ROD 010713


Monday, 07Jan13


Met-Con Monday

30 seconds work /15 seconds recovery stay on exercise  for 6 rounds ~ 1 minute rest in between rounds.

  • KB Single Arm Rows (switch after 3 rounds r/l)
  • KB Swings
  • DB Goblet Squats
  • DB T-Stab Push-ups
  • DB Thrusters
Let’s work hard. Use moderate to heavy weight. Push Yourself and get “Stronger than Yesterday”.



Weight: Is it really just a number?

So you step on the scale – you know your weight. But, what is that actually telling you? How important is that number?

Weight is one tool that we can use to assess overall health, but unfortunately, it too often carries way more, er, weight than that. The number of the scale can be the difference between a good day and a bad day, if we feel pretty or not or if we “deserve” this or that. Yikes!

Our body consists of several kinds of tissues – our bones, our muscles, blood, food being digested and yes, fat. We do need some as an energy reservoir (in case McDonalds and the grocery store actually close) and some to cushion our organs, but for many Americans, we could stand to have less.

Based on our weight and height, we can calculate your BMI. BMI does not assess body composition – how much fat you have relative to muscle and bone. BMI is simply total weight as compared to height. That gives us a rough idea as to our weight status – too high, too low, or just right?

BMI is not perfect – and its ranges don’t suit everyone. The ranges may be too high for some Asian folks as their frames are often more petite. It also is skewed for athletes as they often have much more muscle tissue. I am a biker and have always been very strong. For my height of 5’5 my weight of 148# my BMI is nearly overweight. While I have never been a good swimmer (don’t float too well), I am really good at carrying heavy stuff, I usually wear a size 6 and can bike for many miles miles. I can also repel bicycles.Why confess my weight? I’m tired of worrying about it – and I think we do worry way too much about it.
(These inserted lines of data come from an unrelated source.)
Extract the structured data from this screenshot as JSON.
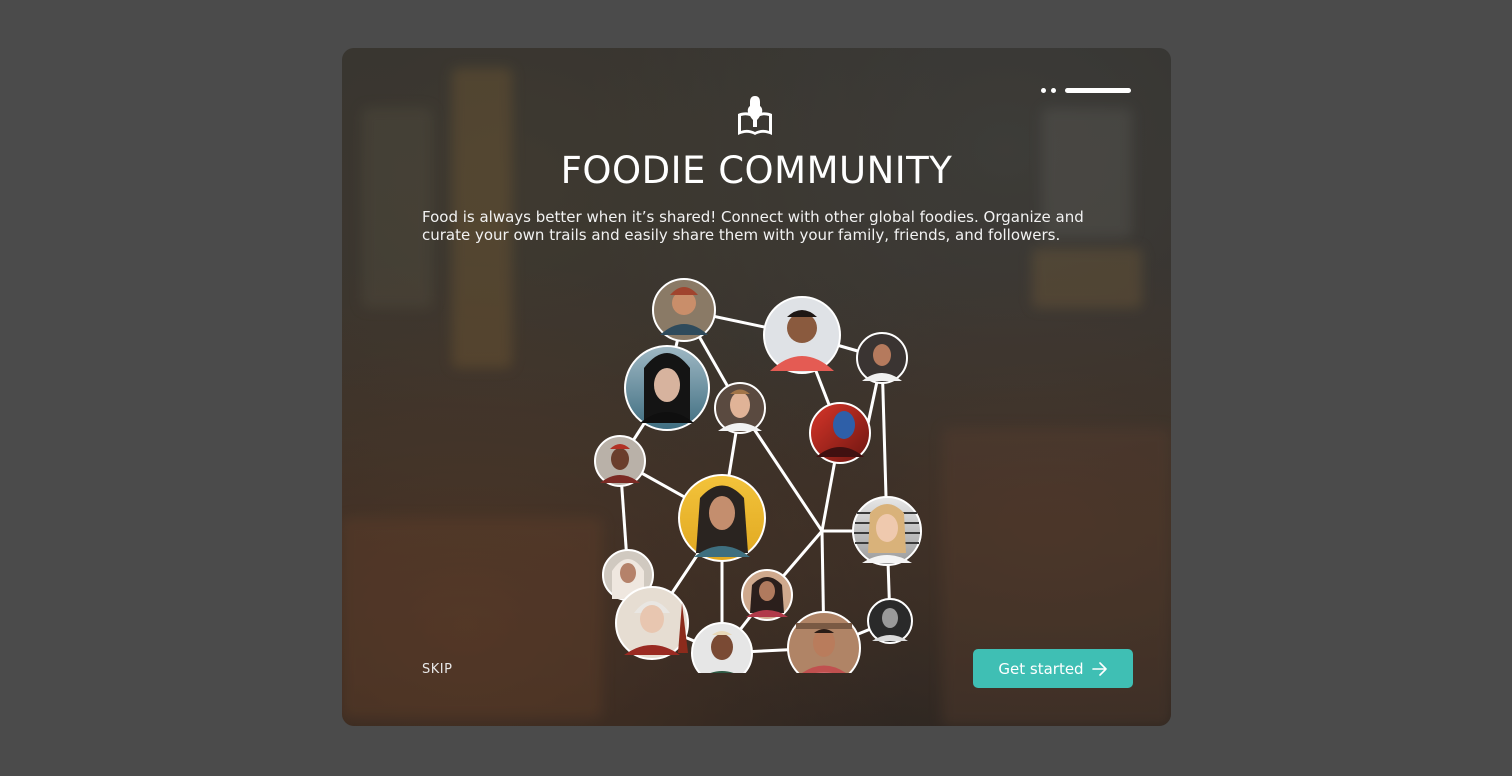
{
  "onboarding": {
    "title": "FOODIE COMMUNITY",
    "description": "Food is always better when it’s shared! Connect with other global foodies.  Organize and curate your own trails and easily share them with your family, friends, and followers.",
    "skip_label": "SKIP",
    "cta_label": "Get started",
    "pager": {
      "total_steps": 3,
      "active_step": 3
    }
  },
  "icons": {
    "logo": "book-with-whisk-icon",
    "cta_arrow": "arrow-right-icon"
  },
  "colors": {
    "backdrop": "#4b4b4b",
    "accent": "#3fbfb4",
    "text": "#ffffff"
  },
  "community_network": {
    "member_count": 16
  }
}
The point is, we need to be a little more sophisticated in assessing our health and wellness. Yes, check out your weight once in a while, and keep it within a healthy range, but don’t end your assessment there. Also look at your

  • hip to waist ratio
  • fiber intake
  • blood pressure
  • fasting blood sugar
  • daily physical activity

And ask yourself:

  • Could you run a mile if you were being chased by bulls?
  • When was the last time you lifted weights or stretched?
  • What are your cholesterol values?
  • Do you use tobacco?
How are you doing on those criteria?

Furthermore: how are you sleeping? Is your work bringing you challenges, growth and satisfaction? Do you have positive personal relationships? Is water your main beverage?

There is indeed an obesity epidemic in our nation. Too many of our adults and our children are unhealthy. But it isn’t just the weight – we aren’t well. If we just focus on the weight, we are missing the big picture. If we just focus on the scale, we  are treating the symptoms. What is the real problem? There are many possible contributors: low intake of fruits and vegetables, exorbitant intake of junk, extensive hours in front of screens, minimal physical activity….the list goes on and on. We need to work on wellness throughout our daily lives.

The other downside of simply focusing on weight is that there are also folks who are thin in spite of their unhealthy habits – and their weight gives them a false sense of security. Sometimes health professionals refer to these people as the “skinny fat” – their weight is fine, but their health isn’t.

In the end, weight is one tool to assess our health – but there many other factors of health. Don’t let weight be an assessment of your own worth or beauty.

Side note: BMI ranges are the same for all adults, men and women. For children, their body frame changes as they grow and ranges for suitable BMI are based on age and gender.

Calculate your BMI here